I’ve been thinking a lot lately about the idea of Indigenizing Curriculum.

-izing something, in my mind, assumes that at the basis of it all, we carry on doing things as we always have been – with the added bonus of weaving in the best parts of new ideas. Perhaps the work is too difficult, too emotional, too heavy, too…something.

(from https://bctf.ca/uploadedFiles/Public/AboriginalEducation/StatementOfPrinciples.pdf)

I am feeling hungry for considering the possibility of entirely disrupting what we’ve been doing, of blowing it up and starting as fresh as possible with the resources and capacities that we have. …would that be doing more honest justice to fixing a broken system?

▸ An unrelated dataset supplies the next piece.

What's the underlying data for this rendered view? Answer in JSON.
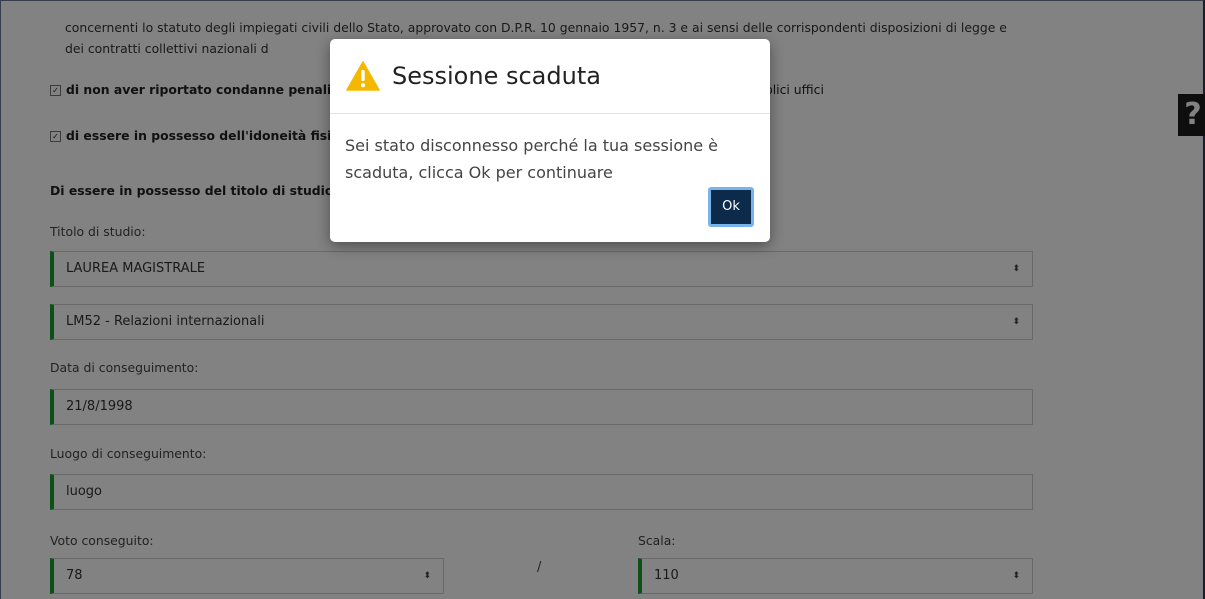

And more importantly, if our intention is to have an education system that centers Indigenous ways of knowing and being…then perhaps it involves paying Indigenous people to guide everyone through this next journey. (That assumes, of course, that Indigenous folks would be interested in doing that deep work…that would then be taken up disproportionately by white settler educators who represent what got everyone into the mess in the first place…)

I guess I’ve been thinking about the why of Indigenizing Curriculum, of adding the 9th standard for BC Educators, of sprinkling First People’s Principles of Learning into our lesson plans.

(from the UVic Teachers’ Competency Guide, 2019) 

And just as importantly, I’ve been thinking about who benefits from us doing this work. Is it Indigenous Peoples? Is it settlers? Is it society as a whole?

I have no answers! Just questions! But I do know that I’m uncertain about the logic in taking something from peoples who have been endlessly taken from (but this time perhaps with permission) without easily knowing or accessing the answers to all of these questions.